*** RECORDS PROVIDED Section Begins ***

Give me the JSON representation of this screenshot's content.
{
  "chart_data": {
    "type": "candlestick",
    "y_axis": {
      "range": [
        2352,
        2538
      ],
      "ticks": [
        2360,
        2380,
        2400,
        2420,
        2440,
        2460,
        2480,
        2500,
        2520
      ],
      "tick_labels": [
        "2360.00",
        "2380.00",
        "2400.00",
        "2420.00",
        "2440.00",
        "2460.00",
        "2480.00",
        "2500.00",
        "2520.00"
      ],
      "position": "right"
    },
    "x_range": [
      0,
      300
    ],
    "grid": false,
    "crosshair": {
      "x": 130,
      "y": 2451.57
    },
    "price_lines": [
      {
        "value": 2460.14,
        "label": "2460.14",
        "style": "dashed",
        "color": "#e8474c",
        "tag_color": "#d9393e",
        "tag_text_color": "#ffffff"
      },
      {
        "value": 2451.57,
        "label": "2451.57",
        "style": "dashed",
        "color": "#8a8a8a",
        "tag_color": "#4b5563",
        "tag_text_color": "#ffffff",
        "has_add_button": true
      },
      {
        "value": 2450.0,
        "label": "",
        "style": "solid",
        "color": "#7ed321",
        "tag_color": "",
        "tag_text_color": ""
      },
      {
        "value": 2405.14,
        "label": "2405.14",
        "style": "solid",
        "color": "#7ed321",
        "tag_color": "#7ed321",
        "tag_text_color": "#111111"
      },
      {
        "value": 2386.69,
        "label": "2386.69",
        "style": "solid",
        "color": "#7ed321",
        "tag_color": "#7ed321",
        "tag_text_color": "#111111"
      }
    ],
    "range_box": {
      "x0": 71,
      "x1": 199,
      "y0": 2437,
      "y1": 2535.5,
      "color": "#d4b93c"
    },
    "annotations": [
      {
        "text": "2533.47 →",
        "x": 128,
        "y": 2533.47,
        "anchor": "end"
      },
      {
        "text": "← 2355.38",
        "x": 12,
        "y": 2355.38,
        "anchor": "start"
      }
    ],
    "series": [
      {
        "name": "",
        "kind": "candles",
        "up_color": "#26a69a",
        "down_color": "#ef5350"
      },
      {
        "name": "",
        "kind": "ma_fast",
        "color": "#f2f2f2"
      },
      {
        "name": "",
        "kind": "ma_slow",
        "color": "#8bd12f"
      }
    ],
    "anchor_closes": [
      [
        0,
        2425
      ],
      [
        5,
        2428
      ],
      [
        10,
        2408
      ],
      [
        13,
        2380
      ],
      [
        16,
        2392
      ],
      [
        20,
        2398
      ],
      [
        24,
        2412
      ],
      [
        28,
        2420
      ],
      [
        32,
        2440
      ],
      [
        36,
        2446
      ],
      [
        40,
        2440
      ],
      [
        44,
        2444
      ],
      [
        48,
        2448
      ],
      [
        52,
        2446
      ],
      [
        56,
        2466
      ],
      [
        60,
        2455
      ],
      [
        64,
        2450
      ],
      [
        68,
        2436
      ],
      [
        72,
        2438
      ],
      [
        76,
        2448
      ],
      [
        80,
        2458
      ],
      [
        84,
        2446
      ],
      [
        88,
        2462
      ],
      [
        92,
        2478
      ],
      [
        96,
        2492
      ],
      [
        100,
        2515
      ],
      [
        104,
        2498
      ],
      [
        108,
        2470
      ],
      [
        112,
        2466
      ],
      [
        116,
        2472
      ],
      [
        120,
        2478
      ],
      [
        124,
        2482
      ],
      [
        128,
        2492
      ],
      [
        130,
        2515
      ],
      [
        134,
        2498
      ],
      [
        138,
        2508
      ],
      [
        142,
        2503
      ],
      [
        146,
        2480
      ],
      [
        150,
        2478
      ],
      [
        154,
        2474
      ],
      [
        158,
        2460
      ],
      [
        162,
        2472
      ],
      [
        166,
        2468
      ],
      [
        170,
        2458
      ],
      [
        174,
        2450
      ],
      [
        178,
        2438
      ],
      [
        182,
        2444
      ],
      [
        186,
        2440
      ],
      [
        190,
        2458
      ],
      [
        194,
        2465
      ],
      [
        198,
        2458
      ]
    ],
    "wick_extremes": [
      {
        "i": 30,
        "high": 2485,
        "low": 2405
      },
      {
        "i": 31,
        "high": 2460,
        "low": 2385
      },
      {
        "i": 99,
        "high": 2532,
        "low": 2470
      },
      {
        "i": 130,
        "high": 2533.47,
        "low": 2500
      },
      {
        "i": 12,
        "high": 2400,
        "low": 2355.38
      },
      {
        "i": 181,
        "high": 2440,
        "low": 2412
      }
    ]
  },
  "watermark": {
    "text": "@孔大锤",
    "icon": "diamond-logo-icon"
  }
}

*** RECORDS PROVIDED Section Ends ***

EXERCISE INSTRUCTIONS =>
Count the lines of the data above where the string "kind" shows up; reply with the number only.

EXERCISE RESULT =>
3